Refinery inputs reached a record-high of 16.8 million b/d in each of the past 2 weeks, exceeding the previous record from summer 2005, according to the US Energy Information Administration. Inputs at refineries in the Midwest and Gulf Coast have been particularly high, reflecting these refineries’ access to lower-cost crude oil, expansions of refining capacity, and increases in both US demand and exports.
Refinery gross inputs in the Midwest have been higher than the 5-year range since late April, as shown by EIA’s This Week in Petroleum. Typically Midwest drivers use more motor gasoline in the summer, and some of that has come from the Gulf Coast.
However, because of the recent and planned changes to pipeline infrastructure, both the type of products in the pipelines and direction of flow have been altered and less gasoline is expected to enter the Midwest from the Gulf Coast this summer.

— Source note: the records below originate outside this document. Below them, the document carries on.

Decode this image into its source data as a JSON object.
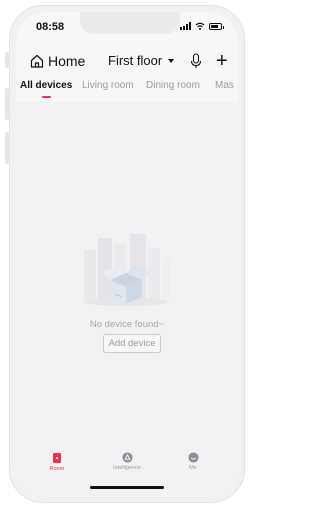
{
  "status_bar": {
    "time": "08:58"
  },
  "header": {
    "home_label": "Home",
    "floor_label": "First floor"
  },
  "tabs": [
    {
      "label": "All devices",
      "active": true
    },
    {
      "label": "Living room",
      "active": false
    },
    {
      "label": "Dining room",
      "active": false
    },
    {
      "label": "Mas",
      "active": false
    }
  ],
  "empty_state": {
    "message": "No device found~",
    "add_button_label": "Add device"
  },
  "bottom_nav": [
    {
      "label": "Room",
      "icon": "room-icon",
      "active": true
    },
    {
      "label": "Intelligence",
      "icon": "intelligence-icon",
      "active": false
    },
    {
      "label": "Me",
      "icon": "me-icon",
      "active": false
    }
  ],
  "colors": {
    "accent": "#e8344e",
    "background": "#f2f2f4",
    "header_bg": "#f7f7f7",
    "inactive_text": "#9a9a9a"
  }
}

These changes increase the incentive for Midwest refiners to boost their own gasoline production.
The Midwest’s record-high runs of 3.8 million b/d for the week ending July 11 pushed the region’s refinery utilization to 100.3%, the first time any of the Petroleum Administration for Defense Districts (PADD) has exceeded 100% since EIA began publishing weekly PADD-level utilization in June 2010. But this number says as much about the metric used as the feat itself.

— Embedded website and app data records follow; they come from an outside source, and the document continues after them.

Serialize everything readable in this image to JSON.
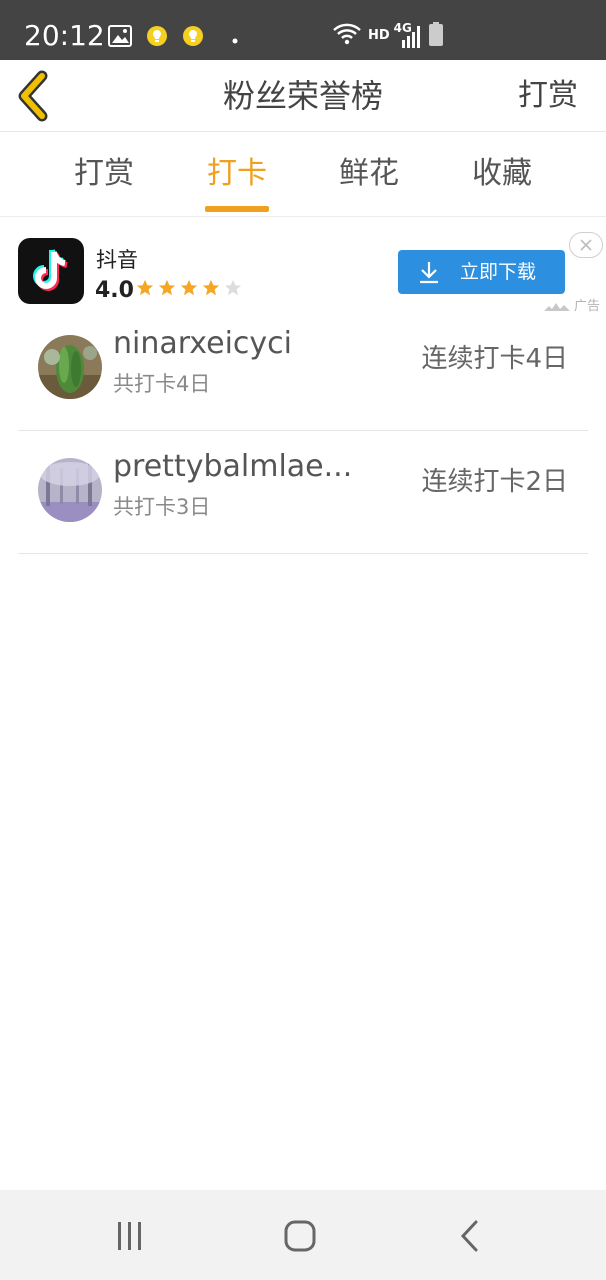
{
  "status_bar": {
    "time": "20:12",
    "network_hd": "HD",
    "network_type": "4G",
    "icons": [
      "image-icon",
      "notification-bulb-icon",
      "notification-bulb-icon",
      "dot-icon",
      "wifi-icon",
      "signal-icon",
      "battery-icon"
    ]
  },
  "header": {
    "title": "粉丝荣誉榜",
    "action_label": "打赏",
    "accent_color": "#f0c000"
  },
  "tabs": {
    "items": [
      {
        "label": "打赏",
        "active": false
      },
      {
        "label": "打卡",
        "active": true
      },
      {
        "label": "鲜花",
        "active": false
      },
      {
        "label": "收藏",
        "active": false
      }
    ],
    "active_color": "#f0a020"
  },
  "ad": {
    "app_name": "抖音",
    "rating": "4.0",
    "stars_filled": 4,
    "stars_total": 5,
    "button_label": "立即下载",
    "button_color": "#2d8fe0",
    "tag": "广告"
  },
  "fans": [
    {
      "name": "ninarxeicyci",
      "total": "共打卡4日",
      "streak": "连续打卡4日"
    },
    {
      "name": "prettybalmlae...",
      "total": "共打卡3日",
      "streak": "连续打卡2日"
    }
  ]
}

“Refinery utilization is calculated based on calendar-day atmospheric crude distillation unit (ACDU) capacity, which takes into account usual operating conditions, including both planned and unplanned outages. Under ideal conditions, when outages are low, refiners can produce at levels above their calendar-day ACDU capacity,” EIA explained.
Gulf Coast gross inputs rose to 8.5 million b/d for the week ended June 27 and reached 8.7 million b/d for each of the following 2 weeks, reflecting realization of long-anticipated capacity expansions. The Gulf Coast’s competitive advantage, which is based on upgrading capacity of refineries, relatively lower costs of inputs and fuel, and access to growing markets, keeps utilization rates high.